GQ: What is your dream project?
AS: I have a few pie in the sky clients I would love to support. At the top of my list now is Tesla, Amazon and the Peace Corps.
GQ: What’s next for you?
AS: FleishmanHillard has given me the opportunity to build a diverse portfolio. My experience has made me a quick study on a variety of topics and I feel that as a strong communicator I can work on just about any campaign. I’m always up for a new challenge and I look forward to seeing what I tackle next.
GQ: What would you like people to know about you?
AS: I am very grateful to be working at one of the world’s most prominent PR firms. I’ve worked on some incredible campaigns that align with my values, which has made all of the long hours and hard work so meaningful. In my personal life, my moral compass drives everything that I do and I’m happy that this is no different in my professional life. I’m at my best when I’m helping others.
Gwendolyn Quinn is an award-winning media strategist and consultant with a career spanning more than 25 years. She is a contributor with NBCNews.com/NBCBLK.com, BlackEnterprise.com, HuffPost, and EURWEB.com, among others. Quinn is also a contributor to Souls Revealed and Handle Your Entertainment Business.

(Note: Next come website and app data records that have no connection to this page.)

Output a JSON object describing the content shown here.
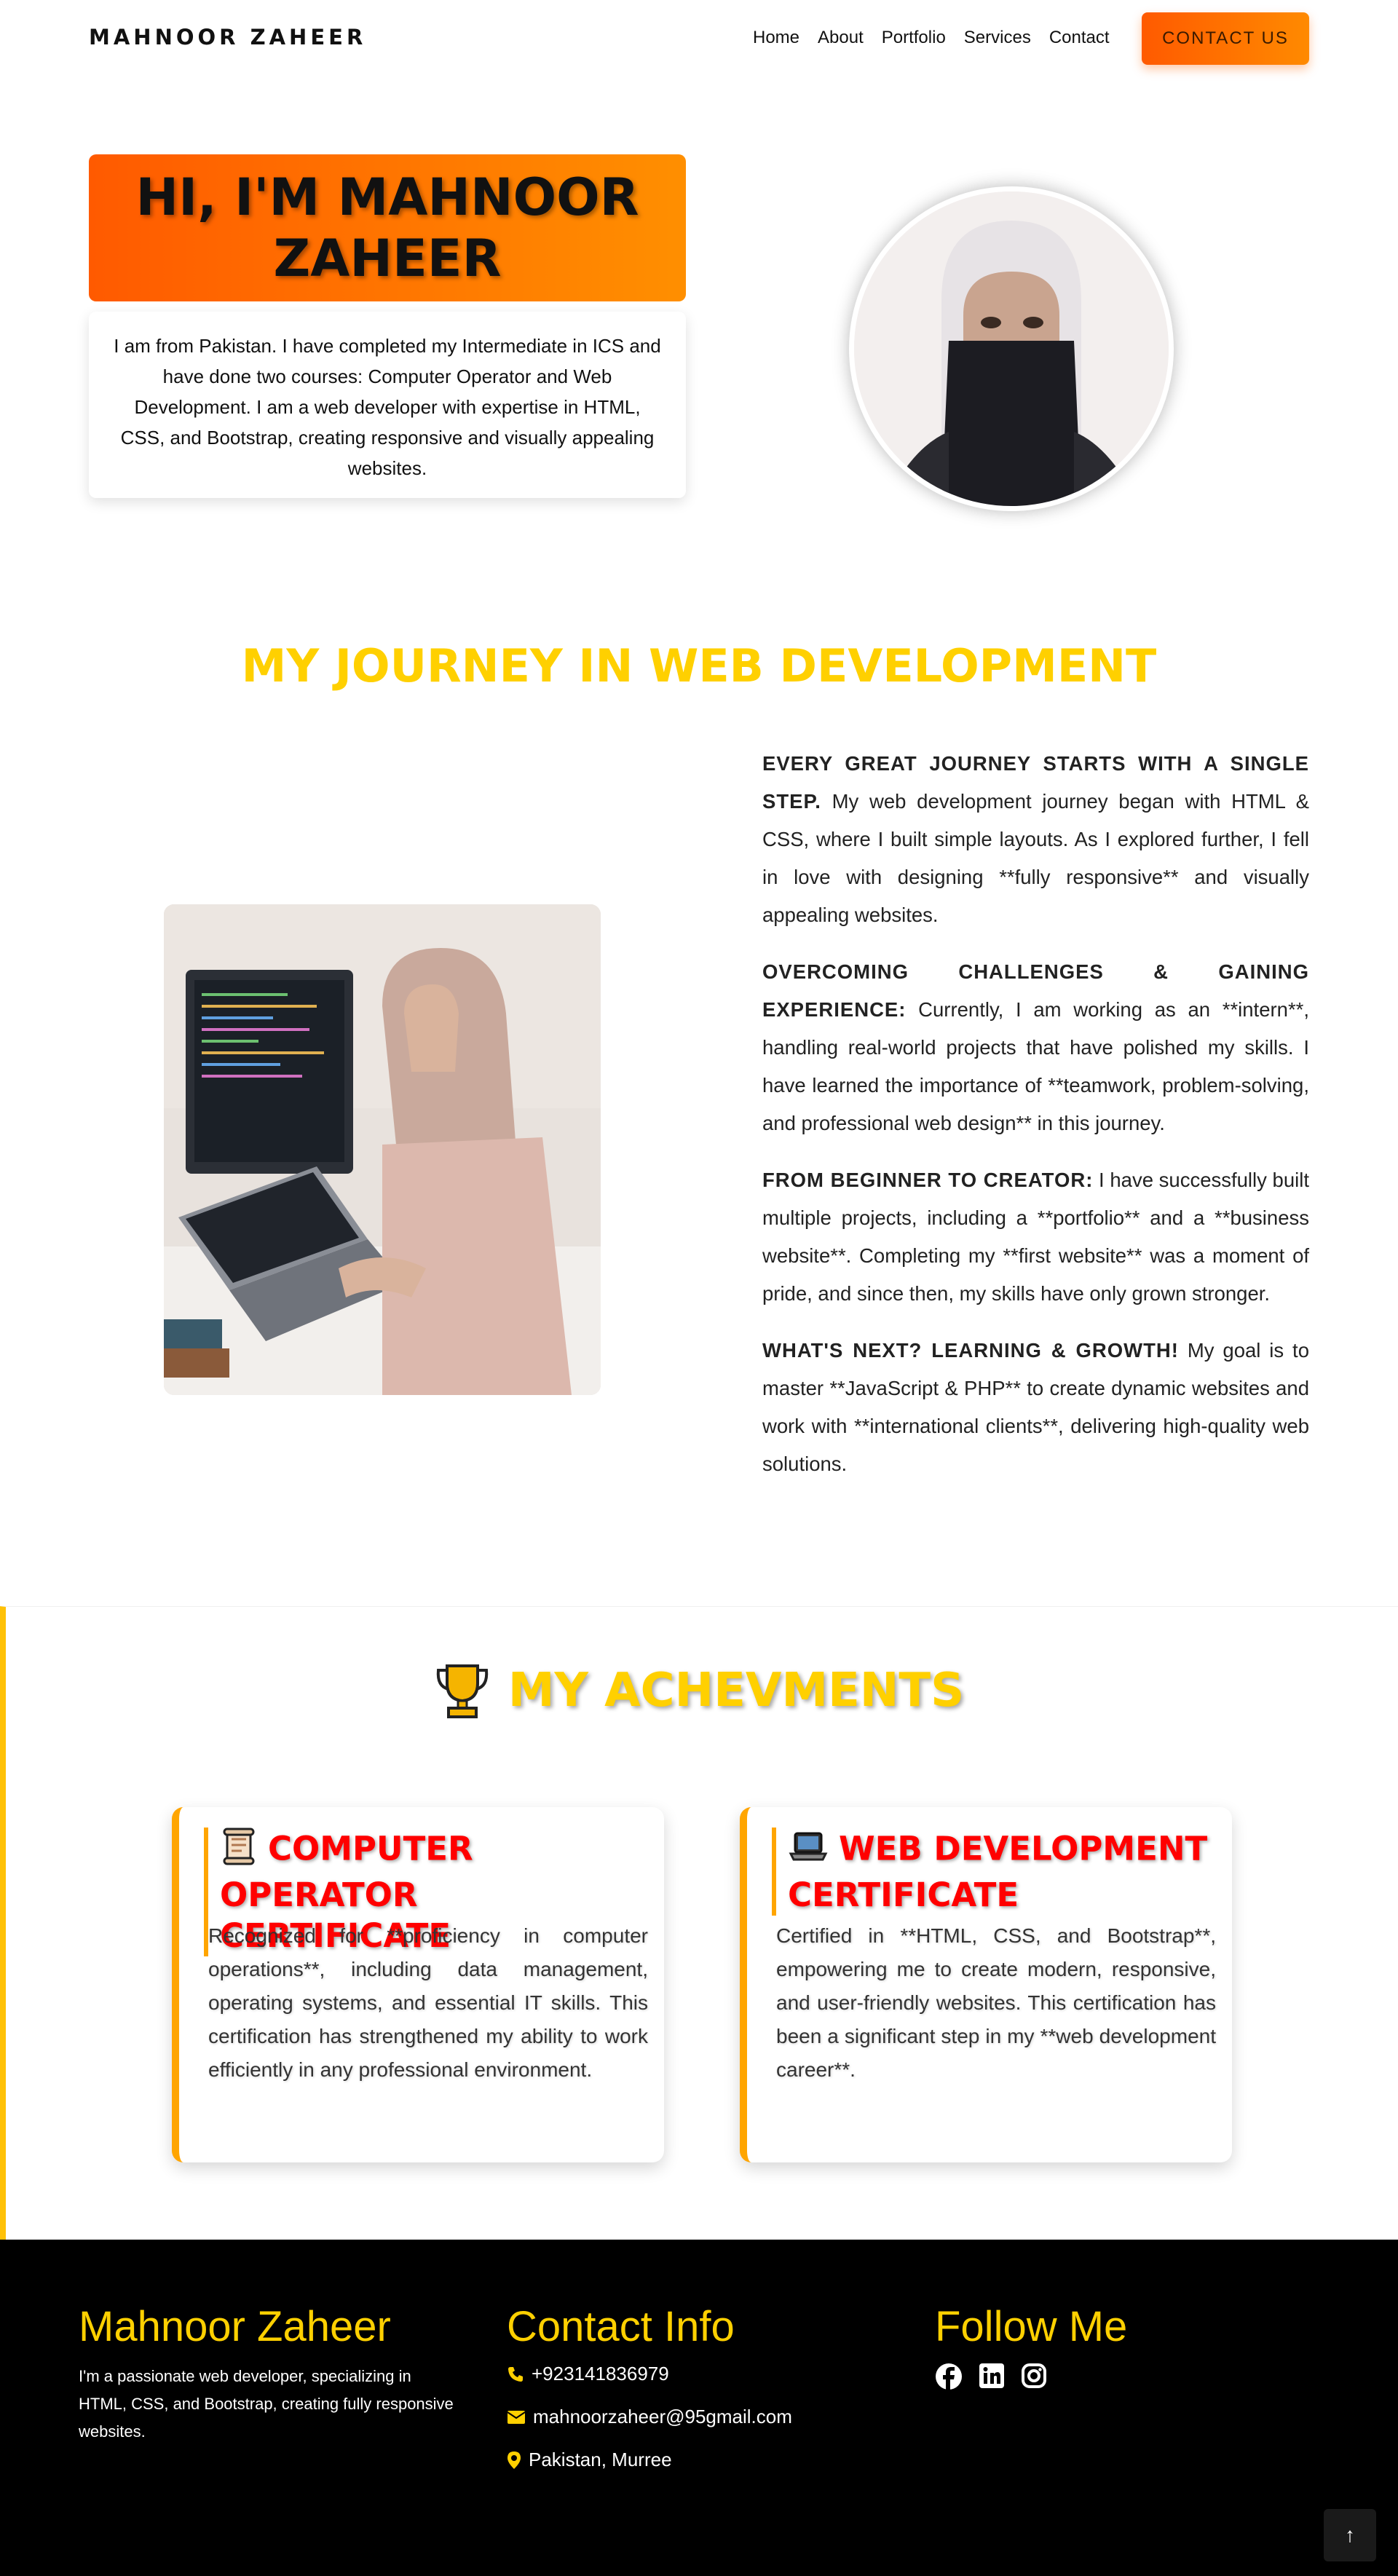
{
  "nav": {
    "brand": "MAHNOOR ZAHEER",
    "links": [
      "Home",
      "About",
      "Portfolio",
      "Services",
      "Contact"
    ],
    "cta": "CONTACT US"
  },
  "hero": {
    "title": "HI, I'M MAHNOOR ZAHEER",
    "description": "I am from Pakistan. I have completed my Intermediate in ICS and have done two courses: Computer Operator and Web Development. I am a web developer with expertise in HTML, CSS, and Bootstrap, creating responsive and visually appealing websites."
  },
  "journey": {
    "title": "MY JOURNEY IN WEB DEVELOPMENT",
    "paragraphs": [
      {
        "heading": "EVERY GREAT JOURNEY STARTS WITH A SINGLE STEP.",
        "text": " My web development journey began with HTML & CSS, where I built simple layouts. As I explored further, I fell in love with designing **fully responsive** and visually appealing websites."
      },
      {
        "heading": "OVERCOMING CHALLENGES & GAINING EXPERIENCE:",
        "text": " Currently, I am working as an **intern**, handling real-world projects that have polished my skills. I have learned the importance of **teamwork, problem-solving, and professional web design** in this journey."
      },
      {
        "heading": "FROM BEGINNER TO CREATOR:",
        "text": " I have successfully built multiple projects, including a **portfolio** and a **business website**. Completing my **first website** was a moment of pride, and since then, my skills have only grown stronger."
      },
      {
        "heading": "WHAT'S NEXT? LEARNING & GROWTH!",
        "text": " My goal is to master **JavaScript & PHP** to create dynamic websites and work with **international clients**, delivering high-quality web solutions."
      }
    ]
  },
  "achievements": {
    "title": "MY ACHEVMENTS",
    "icon": "trophy-icon",
    "cards": [
      {
        "icon": "scroll-icon",
        "title": "COMPUTER OPERATOR CERTIFICATE",
        "text": "Recognized for **proficiency in computer operations**, including data management, operating systems, and essential IT skills. This certification has strengthened my ability to work efficiently in any professional environment."
      },
      {
        "icon": "laptop-icon",
        "title": "WEB DEVELOPMENT CERTIFICATE",
        "text": "Certified in **HTML, CSS, and Bootstrap**, empowering me to create modern, responsive, and user-friendly websites. This certification has been a significant step in my **web development career**."
      }
    ]
  },
  "footer": {
    "name": "Mahnoor Zaheer",
    "about": "I'm a passionate web developer, specializing in HTML, CSS, and Bootstrap, creating fully responsive websites.",
    "contact_title": "Contact Info",
    "phone": "+923141836979",
    "email": "mahnoorzaheer@95gmail.com",
    "location": "Pakistan, Murree",
    "follow_title": "Follow Me",
    "social_icons": [
      "facebook-icon",
      "linkedin-icon",
      "instagram-icon"
    ],
    "back_to_top": "↑"
  },
  "colors": {
    "accent_orange": "#ff6a00",
    "accent_yellow": "#ffd000",
    "card_title_red": "#ff0000",
    "footer_bg": "#000000"
  }
}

Antonice Jackson is the President of the National Black Public Relations Society’s Washington, D.C. Chapter. She partnered with Gwendolyn Quinn to produce “The Top African American PR Millennials for 2017” series. Jackson is also a contributor with AllHipHop.com.